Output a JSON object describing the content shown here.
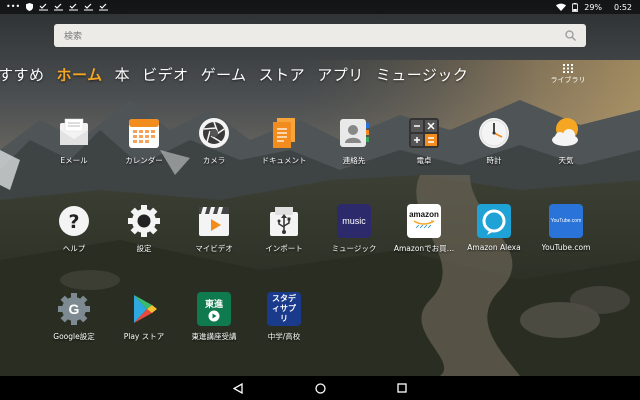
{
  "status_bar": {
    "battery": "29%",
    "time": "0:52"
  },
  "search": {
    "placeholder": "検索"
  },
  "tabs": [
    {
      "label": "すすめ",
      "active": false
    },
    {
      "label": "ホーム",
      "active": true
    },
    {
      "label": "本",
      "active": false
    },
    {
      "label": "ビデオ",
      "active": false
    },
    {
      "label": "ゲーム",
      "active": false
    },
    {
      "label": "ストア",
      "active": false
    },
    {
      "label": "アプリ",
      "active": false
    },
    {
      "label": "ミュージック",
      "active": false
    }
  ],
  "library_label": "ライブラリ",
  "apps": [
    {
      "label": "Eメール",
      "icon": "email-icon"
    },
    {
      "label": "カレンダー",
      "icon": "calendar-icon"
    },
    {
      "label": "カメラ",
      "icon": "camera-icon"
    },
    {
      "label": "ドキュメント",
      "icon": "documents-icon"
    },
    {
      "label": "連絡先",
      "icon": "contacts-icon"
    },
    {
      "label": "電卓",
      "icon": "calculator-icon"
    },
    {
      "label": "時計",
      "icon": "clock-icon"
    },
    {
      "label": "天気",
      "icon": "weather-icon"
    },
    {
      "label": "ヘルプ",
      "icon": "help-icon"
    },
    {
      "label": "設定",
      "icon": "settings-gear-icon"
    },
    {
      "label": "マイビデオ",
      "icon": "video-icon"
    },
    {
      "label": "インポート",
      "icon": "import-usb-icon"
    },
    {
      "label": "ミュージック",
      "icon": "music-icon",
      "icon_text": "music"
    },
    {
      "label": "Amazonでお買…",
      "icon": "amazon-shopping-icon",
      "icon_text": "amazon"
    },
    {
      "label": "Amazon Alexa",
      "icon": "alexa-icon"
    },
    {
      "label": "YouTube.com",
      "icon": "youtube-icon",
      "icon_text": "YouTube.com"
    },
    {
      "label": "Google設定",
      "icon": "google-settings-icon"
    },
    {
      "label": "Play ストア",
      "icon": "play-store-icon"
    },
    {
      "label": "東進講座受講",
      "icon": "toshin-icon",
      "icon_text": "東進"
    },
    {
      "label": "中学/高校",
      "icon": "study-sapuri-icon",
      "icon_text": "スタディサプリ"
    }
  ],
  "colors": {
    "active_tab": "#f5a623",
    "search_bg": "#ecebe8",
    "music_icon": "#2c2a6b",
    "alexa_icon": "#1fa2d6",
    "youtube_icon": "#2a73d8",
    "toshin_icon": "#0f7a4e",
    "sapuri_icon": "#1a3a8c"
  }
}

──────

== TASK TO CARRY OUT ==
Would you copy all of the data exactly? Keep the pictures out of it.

== RESPONSE TO THE EXERCISE ==
Output a JSON object describing the content shown here.
{
  "status_bar": {
    "battery": "29%",
    "time": "0:52"
  },
  "search": {
    "placeholder": "検索"
  },
  "tabs": [
    {
      "label": "すすめ",
      "active": false
    },
    {
      "label": "ホーム",
      "active": true
    },
    {
      "label": "本",
      "active": false
    },
    {
      "label": "ビデオ",
      "active": false
    },
    {
      "label": "ゲーム",
      "active": false
    },
    {
      "label": "ストア",
      "active": false
    },
    {
      "label": "アプリ",
      "active": false
    },
    {
      "label": "ミュージック",
      "active": false
    }
  ],
  "library_label": "ライブラリ",
  "apps": [
    {
      "label": "Eメール",
      "icon": "email-icon"
    },
    {
      "label": "カレンダー",
      "icon": "calendar-icon"
    },
    {
      "label": "カメラ",
      "icon": "camera-icon"
    },
    {
      "label": "ドキュメント",
      "icon": "documents-icon"
    },
    {
      "label": "連絡先",
      "icon": "contacts-icon"
    },
    {
      "label": "電卓",
      "icon": "calculator-icon"
    },
    {
      "label": "時計",
      "icon": "clock-icon"
    },
    {
      "label": "天気",
      "icon": "weather-icon"
    },
    {
      "label": "ヘルプ",
      "icon": "help-icon"
    },
    {
      "label": "設定",
      "icon": "settings-gear-icon"
    },
    {
      "label": "マイビデオ",
      "icon": "video-icon"
    },
    {
      "label": "インポート",
      "icon": "import-usb-icon"
    },
    {
      "label": "ミュージック",
      "icon": "music-icon",
      "icon_text": "music"
    },
    {
      "label": "Amazonでお買…",
      "icon": "amazon-shopping-icon",
      "icon_text": "amazon"
    },
    {
      "label": "Amazon Alexa",
      "icon": "alexa-icon"
    },
    {
      "label": "YouTube.com",
      "icon": "youtube-icon",
      "icon_text": "YouTube.com"
    },
    {
      "label": "Google設定",
      "icon": "google-settings-icon"
    },
    {
      "label": "Play ストア",
      "icon": "play-store-icon"
    },
    {
      "label": "東進講座受講",
      "icon": "toshin-icon",
      "icon_text": "東進"
    },
    {
      "label": "中学/高校",
      "icon": "study-sapuri-icon",
      "icon_text": "スタディサプリ"
    }
  ],
  "colors": {
    "active_tab": "#f5a623",
    "search_bg": "#ecebe8",
    "music_icon": "#2c2a6b",
    "alexa_icon": "#1fa2d6",
    "youtube_icon": "#2a73d8",
    "toshin_icon": "#0f7a4e",
    "sapuri_icon": "#1a3a8c"
  }
}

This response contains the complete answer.